A parable of religious mysticism that’s part love story and part mystery, with a touch of rural hijinks, Karl Elder’s new novel is a welcome addition to the list of titles from one of Wisconsin’s top poets.
The Jacob and Lucile Fessler Professor of Creative Writing and Poet in Residence at Lakeland College, Elder has received national recognition for his unique and highly skilled achievements in complex poetic forms. His first novel displays the same experimental streak as his poems and shares a similar metaphysical bent.
Written in first-person narrative, Earth as It Is in Heaven: An Aural Novel chronicles the religious evolution of Charles “Stick” Cousins, as cultivated by the woman who is his teacher and spiritual mentor, Luda Corvus. The revelatory energy and pace of the novel work to make the reader an accomplice/witness to the miracles that gradually accumulate, leading to transformations in Cousins, Corvus, the town, and potentially the reader.
The novel is written in a dialect of Elder’s invention, which could have been a huge distraction. While familiar enough for the average reader to understand, it took me the first twenty pages to adjust to the speech patterns.

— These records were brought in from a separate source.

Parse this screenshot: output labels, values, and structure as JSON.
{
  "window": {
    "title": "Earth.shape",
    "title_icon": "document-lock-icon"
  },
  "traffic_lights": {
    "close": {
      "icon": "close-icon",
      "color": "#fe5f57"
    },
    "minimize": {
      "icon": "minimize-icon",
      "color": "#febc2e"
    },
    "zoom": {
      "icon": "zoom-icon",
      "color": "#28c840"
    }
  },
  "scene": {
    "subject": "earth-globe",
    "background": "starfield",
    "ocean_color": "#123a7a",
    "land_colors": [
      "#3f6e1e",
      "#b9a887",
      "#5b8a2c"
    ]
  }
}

As an aural novel in which the sound of the language is emphasized, the rhythm of the dialogue is as important as the plot.
Here one of the locals swears Cousins to secrecy before revealing a secluded beaver dam inhabited by dream-like creatures no one else can see:
“Old Cro-Magnon Man, he stops real sudden-like and he turns to me. He looks me square in the eye. He says, ‘They say you ain’t told a lie in your life, Stick.’
“Well, I sure never heared that. And ifing they was voting—whoever ‘they’ is—I s’pose I’d’ve elected to stay home on account of I never known what the truth is most times.”
Elder’s storyline itself seems almost subservient to the evolution of character enlightenment occurring throughout the book, existing at times only to serve the novel’s concept of transcendence.
“Stick” Cousins’ guileless transparency of character ultimately makes him the perfect witness to and innocent collaborator with Luda Corvus’ evolution of self into selfless, and the transformation of their small town’s patch of earth into “earth as it is in heaven.”
With references to early TV, pocket transistor radios, and a “new” restaurant called McDonald’s, the setting is a small town during the 1950s. Yet it feels like rural 1920s, conjuring 1950s noir novelist Jim Thompson’s tale of dustbowl Oklahoma, Cropper’s Cabin, and the poetic short novels of Richard Brautigan, which are spiritual, surreal, imagistic, whimsical and at times gentle.
Much of Elder’s poetry is minimalist, stripping the world down to a few objects that symbolize another world behind that which the objects inhabit. It’s a technique Elder handles well in his poems, and he uses it to advantage here in Earth as It Is in Heaven. Like his complex and masterful poems, Karl Elder’s first foray into fiction deserves attention.